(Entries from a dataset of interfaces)
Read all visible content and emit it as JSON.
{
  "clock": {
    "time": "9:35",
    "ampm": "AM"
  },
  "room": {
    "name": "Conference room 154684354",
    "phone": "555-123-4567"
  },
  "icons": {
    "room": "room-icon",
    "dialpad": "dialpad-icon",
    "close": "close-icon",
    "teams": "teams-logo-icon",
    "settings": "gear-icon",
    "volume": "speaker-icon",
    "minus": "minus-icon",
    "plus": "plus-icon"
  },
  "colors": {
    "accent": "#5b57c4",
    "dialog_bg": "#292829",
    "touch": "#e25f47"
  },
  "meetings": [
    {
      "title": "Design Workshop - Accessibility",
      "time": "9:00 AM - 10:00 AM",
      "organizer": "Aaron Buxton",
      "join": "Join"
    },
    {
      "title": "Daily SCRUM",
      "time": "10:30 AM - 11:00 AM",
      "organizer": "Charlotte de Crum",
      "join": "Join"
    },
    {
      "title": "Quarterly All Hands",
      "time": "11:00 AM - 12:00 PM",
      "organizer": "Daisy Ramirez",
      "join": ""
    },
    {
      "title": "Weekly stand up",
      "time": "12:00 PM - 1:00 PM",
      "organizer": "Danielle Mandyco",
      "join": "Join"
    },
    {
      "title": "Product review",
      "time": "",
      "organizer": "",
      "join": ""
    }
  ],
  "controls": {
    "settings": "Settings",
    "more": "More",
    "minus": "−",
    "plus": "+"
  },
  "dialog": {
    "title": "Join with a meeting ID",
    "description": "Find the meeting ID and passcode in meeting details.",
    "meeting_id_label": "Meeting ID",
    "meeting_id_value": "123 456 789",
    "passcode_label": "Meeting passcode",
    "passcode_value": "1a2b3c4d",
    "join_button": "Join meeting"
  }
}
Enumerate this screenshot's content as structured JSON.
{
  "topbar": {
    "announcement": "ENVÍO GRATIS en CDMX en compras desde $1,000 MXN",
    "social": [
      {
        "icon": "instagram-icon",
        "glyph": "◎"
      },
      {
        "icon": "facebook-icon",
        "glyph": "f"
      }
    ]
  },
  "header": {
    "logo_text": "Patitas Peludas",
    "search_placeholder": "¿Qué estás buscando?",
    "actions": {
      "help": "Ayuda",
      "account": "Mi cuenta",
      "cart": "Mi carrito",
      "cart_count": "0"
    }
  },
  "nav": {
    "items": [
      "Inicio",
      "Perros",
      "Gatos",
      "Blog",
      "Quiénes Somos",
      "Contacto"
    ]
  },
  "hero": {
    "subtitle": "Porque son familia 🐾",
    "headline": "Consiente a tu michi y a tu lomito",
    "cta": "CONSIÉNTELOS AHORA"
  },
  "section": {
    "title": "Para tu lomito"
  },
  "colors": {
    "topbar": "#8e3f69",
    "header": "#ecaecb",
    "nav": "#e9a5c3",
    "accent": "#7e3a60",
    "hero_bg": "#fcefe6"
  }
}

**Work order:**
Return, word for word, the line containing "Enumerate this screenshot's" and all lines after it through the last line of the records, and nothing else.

**Problem solution:**
Enumerate this screenshot's content as structured JSON.
{
  "topbar": {
    "announcement": "ENVÍO GRATIS en CDMX en compras desde $1,000 MXN",
    "social": [
      {
        "icon": "instagram-icon",
        "glyph": "◎"
      },
      {
        "icon": "facebook-icon",
        "glyph": "f"
      }
    ]
  },
  "header": {
    "logo_text": "Patitas Peludas",
    "search_placeholder": "¿Qué estás buscando?",
    "actions": {
      "help": "Ayuda",
      "account": "Mi cuenta",
      "cart": "Mi carrito",
      "cart_count": "0"
    }
  },
  "nav": {
    "items": [
      "Inicio",
      "Perros",
      "Gatos",
      "Blog",
      "Quiénes Somos",
      "Contacto"
    ]
  },
  "hero": {
    "subtitle": "Porque son familia 🐾",
    "headline": "Consiente a tu michi y a tu lomito",
    "cta": "CONSIÉNTELOS AHORA"
  },
  "section": {
    "title": "Para tu lomito"
  },
  "colors": {
    "topbar": "#8e3f69",
    "header": "#ecaecb",
    "nav": "#e9a5c3",
    "accent": "#7e3a60",
    "hero_bg": "#fcefe6"
  }
}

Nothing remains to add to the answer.